those made by Pfizer, Moderna and AstraZenca – have completed their efficacy and safety studies. Vaccines produced in China and Russia have apparently been applied to selected local populations. Some experts think this rushed preliminary approval carries risks since phase III trials have not been completed.
In the past vaccines have taken many years to develop. However, the relatively quick development of this vaccine does not mean the negligence of safety measures.
This is a popular myth amongst general public.
Why Covid-19 vaccines were developed faster?
There are several reasons why Covid-19 vaccines were developed faster than other vaccines.
- The testing processes for the vaccines didn’t skip steps, but the vaccine developers conducted some stages of the process simultaneously to gather as much data as quickly as possible.
- China shared genetic information about the SARS-CoV-2 coronavirus when it was available, which gave vaccine developers an early start at finding a vaccine.
- Governments gave money to vaccine developers in advance, so the companies had resources they needed.
- Some types of Covid-19 vaccines were created using messenger RNA(mRNA), a new technology that allows a faster approach than the traditional way vaccines are made.

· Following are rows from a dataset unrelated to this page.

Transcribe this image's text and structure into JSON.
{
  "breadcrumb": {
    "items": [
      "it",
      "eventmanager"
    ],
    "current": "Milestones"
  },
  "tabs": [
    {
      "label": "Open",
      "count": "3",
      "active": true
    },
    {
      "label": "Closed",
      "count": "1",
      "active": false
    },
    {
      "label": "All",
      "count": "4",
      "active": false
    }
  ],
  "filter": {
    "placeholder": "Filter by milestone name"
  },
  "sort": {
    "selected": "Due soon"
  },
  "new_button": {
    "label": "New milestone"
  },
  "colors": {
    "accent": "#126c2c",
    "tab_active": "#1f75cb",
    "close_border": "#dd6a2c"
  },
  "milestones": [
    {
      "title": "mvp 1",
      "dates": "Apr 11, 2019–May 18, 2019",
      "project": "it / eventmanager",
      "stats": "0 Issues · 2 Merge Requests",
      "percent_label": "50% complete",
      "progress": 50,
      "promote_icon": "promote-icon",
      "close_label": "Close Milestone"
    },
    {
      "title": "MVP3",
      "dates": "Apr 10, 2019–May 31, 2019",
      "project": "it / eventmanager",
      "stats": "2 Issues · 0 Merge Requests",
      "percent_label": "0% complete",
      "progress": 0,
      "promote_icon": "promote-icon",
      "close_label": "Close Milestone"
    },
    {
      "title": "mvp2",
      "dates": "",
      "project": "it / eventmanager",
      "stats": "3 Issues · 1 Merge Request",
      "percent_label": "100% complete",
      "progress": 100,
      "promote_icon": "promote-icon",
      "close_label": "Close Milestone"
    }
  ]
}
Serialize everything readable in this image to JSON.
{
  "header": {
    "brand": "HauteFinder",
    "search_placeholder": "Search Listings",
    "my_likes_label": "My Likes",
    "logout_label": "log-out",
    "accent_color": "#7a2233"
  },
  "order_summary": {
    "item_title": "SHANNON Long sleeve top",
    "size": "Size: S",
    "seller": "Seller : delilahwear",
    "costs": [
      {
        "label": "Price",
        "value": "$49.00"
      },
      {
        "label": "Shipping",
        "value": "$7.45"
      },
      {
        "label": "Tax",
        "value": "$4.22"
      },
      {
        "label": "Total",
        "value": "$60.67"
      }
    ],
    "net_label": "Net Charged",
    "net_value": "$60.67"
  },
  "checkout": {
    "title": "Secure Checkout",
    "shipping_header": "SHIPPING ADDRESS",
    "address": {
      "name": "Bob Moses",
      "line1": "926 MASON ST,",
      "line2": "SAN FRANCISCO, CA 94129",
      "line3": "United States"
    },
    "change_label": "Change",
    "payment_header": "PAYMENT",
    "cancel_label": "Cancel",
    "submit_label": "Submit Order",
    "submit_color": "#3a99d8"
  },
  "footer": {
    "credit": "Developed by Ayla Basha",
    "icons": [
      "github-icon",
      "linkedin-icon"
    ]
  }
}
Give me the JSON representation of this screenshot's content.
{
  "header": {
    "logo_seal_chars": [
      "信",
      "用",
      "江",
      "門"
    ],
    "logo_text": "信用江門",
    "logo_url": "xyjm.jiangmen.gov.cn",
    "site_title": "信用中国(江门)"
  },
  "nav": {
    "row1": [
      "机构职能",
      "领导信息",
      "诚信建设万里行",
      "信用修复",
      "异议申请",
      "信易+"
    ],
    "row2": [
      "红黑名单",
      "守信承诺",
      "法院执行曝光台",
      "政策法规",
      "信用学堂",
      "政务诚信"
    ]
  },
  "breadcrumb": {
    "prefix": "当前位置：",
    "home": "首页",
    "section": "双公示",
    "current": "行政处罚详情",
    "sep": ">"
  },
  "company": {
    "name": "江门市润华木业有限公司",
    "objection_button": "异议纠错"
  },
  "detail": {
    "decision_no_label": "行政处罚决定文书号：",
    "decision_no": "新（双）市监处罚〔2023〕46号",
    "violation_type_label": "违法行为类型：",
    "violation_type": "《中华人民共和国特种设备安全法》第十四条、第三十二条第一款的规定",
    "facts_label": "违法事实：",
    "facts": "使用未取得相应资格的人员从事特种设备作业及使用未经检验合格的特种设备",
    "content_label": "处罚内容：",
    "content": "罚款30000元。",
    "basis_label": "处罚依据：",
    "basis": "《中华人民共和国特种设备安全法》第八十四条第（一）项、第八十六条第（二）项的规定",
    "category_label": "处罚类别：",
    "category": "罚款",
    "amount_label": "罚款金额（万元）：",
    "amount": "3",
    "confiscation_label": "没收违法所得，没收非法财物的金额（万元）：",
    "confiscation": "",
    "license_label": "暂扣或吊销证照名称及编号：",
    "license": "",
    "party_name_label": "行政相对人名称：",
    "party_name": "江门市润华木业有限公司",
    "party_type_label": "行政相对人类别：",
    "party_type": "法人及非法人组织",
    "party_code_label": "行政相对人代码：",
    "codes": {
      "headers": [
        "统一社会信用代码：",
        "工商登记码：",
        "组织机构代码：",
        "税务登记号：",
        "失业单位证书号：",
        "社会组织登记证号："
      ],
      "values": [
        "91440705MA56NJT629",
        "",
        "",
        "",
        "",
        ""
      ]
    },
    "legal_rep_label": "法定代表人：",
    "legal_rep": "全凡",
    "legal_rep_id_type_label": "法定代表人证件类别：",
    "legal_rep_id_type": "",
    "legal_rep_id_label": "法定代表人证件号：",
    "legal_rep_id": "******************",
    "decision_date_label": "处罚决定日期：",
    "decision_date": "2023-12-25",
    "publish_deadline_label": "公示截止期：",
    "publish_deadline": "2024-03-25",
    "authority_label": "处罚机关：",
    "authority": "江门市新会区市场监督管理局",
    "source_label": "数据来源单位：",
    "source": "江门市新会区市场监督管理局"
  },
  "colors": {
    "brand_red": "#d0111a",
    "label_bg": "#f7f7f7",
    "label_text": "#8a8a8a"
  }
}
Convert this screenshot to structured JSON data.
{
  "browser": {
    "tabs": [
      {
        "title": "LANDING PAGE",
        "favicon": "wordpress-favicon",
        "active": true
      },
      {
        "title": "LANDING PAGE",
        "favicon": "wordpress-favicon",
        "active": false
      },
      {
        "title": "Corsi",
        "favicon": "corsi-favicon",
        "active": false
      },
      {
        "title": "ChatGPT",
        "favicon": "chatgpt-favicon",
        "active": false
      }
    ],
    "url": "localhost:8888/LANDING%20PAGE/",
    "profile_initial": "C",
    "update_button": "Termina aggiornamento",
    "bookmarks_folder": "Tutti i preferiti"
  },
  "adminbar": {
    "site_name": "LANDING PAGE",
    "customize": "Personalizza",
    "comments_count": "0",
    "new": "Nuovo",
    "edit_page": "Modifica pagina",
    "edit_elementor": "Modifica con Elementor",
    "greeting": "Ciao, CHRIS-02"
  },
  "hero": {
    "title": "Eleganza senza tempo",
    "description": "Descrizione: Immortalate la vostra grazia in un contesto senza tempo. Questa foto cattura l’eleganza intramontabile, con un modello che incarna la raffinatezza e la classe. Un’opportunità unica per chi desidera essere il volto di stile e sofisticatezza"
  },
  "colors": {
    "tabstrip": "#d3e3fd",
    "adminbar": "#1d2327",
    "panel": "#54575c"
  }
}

- Social media enabled companies to reach out to and enroll study volunteers and plenty of people wanted to help, so there were enough research participants to test the Covid-19 vaccines.
More popular myths that are going around regarding the Covid-19 vaccine is that the vaccine has severe side effects.
This is debunked by the scientist community that thousands of clinical trial that were done showed the following side effects – pain on the site of the injection, headache, chills, fatigue, muscle pain or fever lasting for a day or two. It has to be kept in mind that these side effects are indicators that your immune system is responding to the vaccine and are common when receiving vaccines.
Another bizarre myth is that the Covid-19 vaccine was developed as a way to control the general population either through microchip tracking or Nano transducers in our brains. This myth started after comments made by Bill Gates about a digital certificate of vaccine records. The technology he was referencing is not a microchip, has not been implemented in any manner and is not tied to the development, testing or distribution of the Covid-19 vaccine. Yet another popular myth is that the vaccine would alter the DNA.
The first Covid-19 vaccines to reach the market are messenger RNA vaccines (mRNA). Human cells break down and get rid of the mRNA soon after they have finished giving instructions to the cells in the body to make the protein which is an immune response. The scientist have also provided the required information about how the vaccine has nothing to do with affecting the fertility or miscarriage in a human being.
To bridge the gap between the myths and the actual facts it becomes important that the scientific bodies, doctors, government, regulatory bodies, pharmaceutical companies, the media and the health ministry of countries all work to disseminate correct information and provide complete transparency to the general public and remove the unnecessary fears from their mind.
In spite of all the above it is the freedom of the individual to assess whether he/she wants to be vaccinated or not. It is also necessary to know that the long term effect of the infection on the body is more risky compared to taking the vaccine. Also by not getting vaccinated we tend to put others also into risk. Your rights to your own bodily choices, in all cases, end where those choices have demonstrably harmful effects on others.
There is no clearer example of deliberate harm than being willing to directly infect others with a preventable disease. There is nothing wrong with being appropriately skeptical, but it’s also morally imperative that we stand up for science. Our unfounded fears of the unknown provide no justification for risking the lives of others.
You alone can make the decision whether to get a Covid-19 vaccine. It is better to consult your primary doctor and review scientific resources that are readily available and decide on the safety versus risk of the Corona Vaccine.